PROMPT: The expected output is a copy of every line in the records with the string "cmin".

═══ PROVIDED DATA ═══

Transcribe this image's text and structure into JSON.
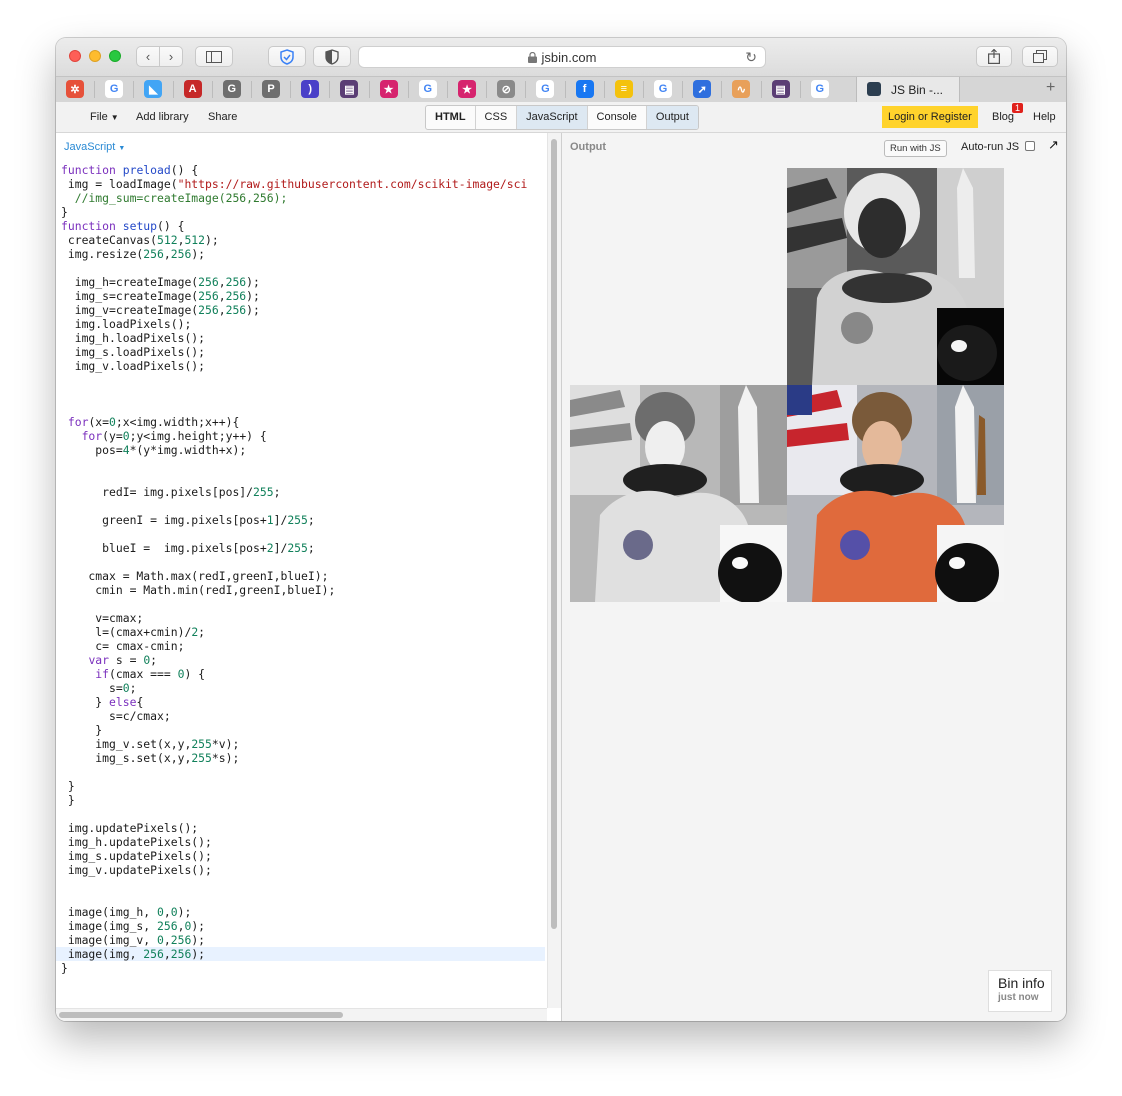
{
  "browser": {
    "address": "jsbin.com",
    "lock_icon": "lock-icon",
    "active_tab_title": "JS Bin -...",
    "favicons": [
      {
        "name": "pinwheel-favicon",
        "color": "#e6513a",
        "glyph": "✲"
      },
      {
        "name": "google-favicon",
        "color": "#ffffff",
        "glyph": "G"
      },
      {
        "name": "flutter-favicon",
        "color": "#42a5f5",
        "glyph": "◣"
      },
      {
        "name": "badge-favicon",
        "color": "#c62828",
        "glyph": "A"
      },
      {
        "name": "g-gray-favicon",
        "color": "#6e6e6e",
        "glyph": "G"
      },
      {
        "name": "p-favicon",
        "color": "#6e6e6e",
        "glyph": "P"
      },
      {
        "name": "bracket-favicon",
        "color": "#4a40c8",
        "glyph": ")"
      },
      {
        "name": "purple-book-favicon",
        "color": "#5b3e75",
        "glyph": "▤"
      },
      {
        "name": "star-favicon",
        "color": "#d6246e",
        "glyph": "★"
      },
      {
        "name": "google-favicon",
        "color": "#ffffff",
        "glyph": "G"
      },
      {
        "name": "star-favicon",
        "color": "#d6246e",
        "glyph": "★"
      },
      {
        "name": "compass-favicon",
        "color": "#8a8a8a",
        "glyph": "⊘"
      },
      {
        "name": "google-favicon",
        "color": "#ffffff",
        "glyph": "G"
      },
      {
        "name": "facebook-favicon",
        "color": "#1877f2",
        "glyph": "f"
      },
      {
        "name": "stripes-favicon",
        "color": "#f4c20d",
        "glyph": "≡"
      },
      {
        "name": "google-favicon",
        "color": "#ffffff",
        "glyph": "G"
      },
      {
        "name": "rocket-favicon",
        "color": "#2f6fde",
        "glyph": "➚"
      },
      {
        "name": "chart-favicon",
        "color": "#e8a05a",
        "glyph": "∿"
      },
      {
        "name": "purple-book-favicon",
        "color": "#5b3e75",
        "glyph": "▤"
      },
      {
        "name": "google-favicon",
        "color": "#ffffff",
        "glyph": "G"
      }
    ]
  },
  "toolbar": {
    "file_label": "File",
    "add_library_label": "Add library",
    "share_label": "Share",
    "tabs": [
      "HTML",
      "CSS",
      "JavaScript",
      "Console",
      "Output"
    ],
    "login_label": "Login or Register",
    "blog_label": "Blog",
    "blog_badge": "1",
    "help_label": "Help"
  },
  "editor": {
    "language_label": "JavaScript",
    "lines": [
      {
        "t": "function preload() {",
        "s": [
          [
            "kw",
            "function"
          ],
          [
            "",
            ""
          ]
        ]
      },
      {
        "t": " img = loadImage(\"https://raw.githubusercontent.com/scikit-image/sci"
      },
      {
        "t": "  //img_sum=createImage(256,256);"
      },
      {
        "t": "}"
      },
      {
        "t": "function setup() {"
      },
      {
        "t": " createCanvas(512,512);"
      },
      {
        "t": " img.resize(256,256);"
      },
      {
        "t": ""
      },
      {
        "t": "  img_h=createImage(256,256);"
      },
      {
        "t": "  img_s=createImage(256,256);"
      },
      {
        "t": "  img_v=createImage(256,256);"
      },
      {
        "t": "  img.loadPixels();"
      },
      {
        "t": "  img_h.loadPixels();"
      },
      {
        "t": "  img_s.loadPixels();"
      },
      {
        "t": "  img_v.loadPixels();"
      },
      {
        "t": ""
      },
      {
        "t": ""
      },
      {
        "t": ""
      },
      {
        "t": " for(x=0;x<img.width;x++){"
      },
      {
        "t": "   for(y=0;y<img.height;y++) {"
      },
      {
        "t": "     pos=4*(y*img.width+x);"
      },
      {
        "t": ""
      },
      {
        "t": ""
      },
      {
        "t": "      redI= img.pixels[pos]/255;"
      },
      {
        "t": ""
      },
      {
        "t": "      greenI = img.pixels[pos+1]/255;"
      },
      {
        "t": ""
      },
      {
        "t": "      blueI =  img.pixels[pos+2]/255;"
      },
      {
        "t": ""
      },
      {
        "t": "    cmax = Math.max(redI,greenI,blueI);"
      },
      {
        "t": "     cmin = Math.min(redI,greenI,blueI);"
      },
      {
        "t": ""
      },
      {
        "t": "     v=cmax;"
      },
      {
        "t": "     l=(cmax+cmin)/2;"
      },
      {
        "t": "     c= cmax-cmin;"
      },
      {
        "t": "    var s = 0;"
      },
      {
        "t": "     if(cmax === 0) {"
      },
      {
        "t": "       s=0;"
      },
      {
        "t": "     } else{"
      },
      {
        "t": "       s=c/cmax;"
      },
      {
        "t": "     }"
      },
      {
        "t": "     img_v.set(x,y,255*v);"
      },
      {
        "t": "     img_s.set(x,y,255*s);"
      },
      {
        "t": ""
      },
      {
        "t": " }"
      },
      {
        "t": " }"
      },
      {
        "t": ""
      },
      {
        "t": " img.updatePixels();"
      },
      {
        "t": " img_h.updatePixels();"
      },
      {
        "t": " img_s.updatePixels();"
      },
      {
        "t": " img_v.updatePixels();"
      },
      {
        "t": ""
      },
      {
        "t": ""
      },
      {
        "t": " image(img_h, 0,0);"
      },
      {
        "t": " image(img_s, 256,0);"
      },
      {
        "t": " image(img_v, 0,256);"
      },
      {
        "t": " image(img, 256,256);"
      },
      {
        "t": "}"
      }
    ]
  },
  "output": {
    "label": "Output",
    "run_button_label": "Run with JS",
    "autorun_label": "Auto-run JS",
    "autorun_checked": false,
    "popout_icon": "popout-arrow-icon",
    "bin_info_title": "Bin info",
    "bin_info_subtitle": "just now"
  },
  "colors": {
    "accent_login": "#ffd32c",
    "badge_red": "#e0211b",
    "tab_active": "#dde8f2",
    "link_blue": "#2a8ad4"
  }
}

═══

FINISHED EXERCISE:
        "t": "     cmin = Math.min(redI,greenI,blueI);"
        "t": "     l=(cmax+cmin)/2;"
        "t": "     c= cmax-cmin;"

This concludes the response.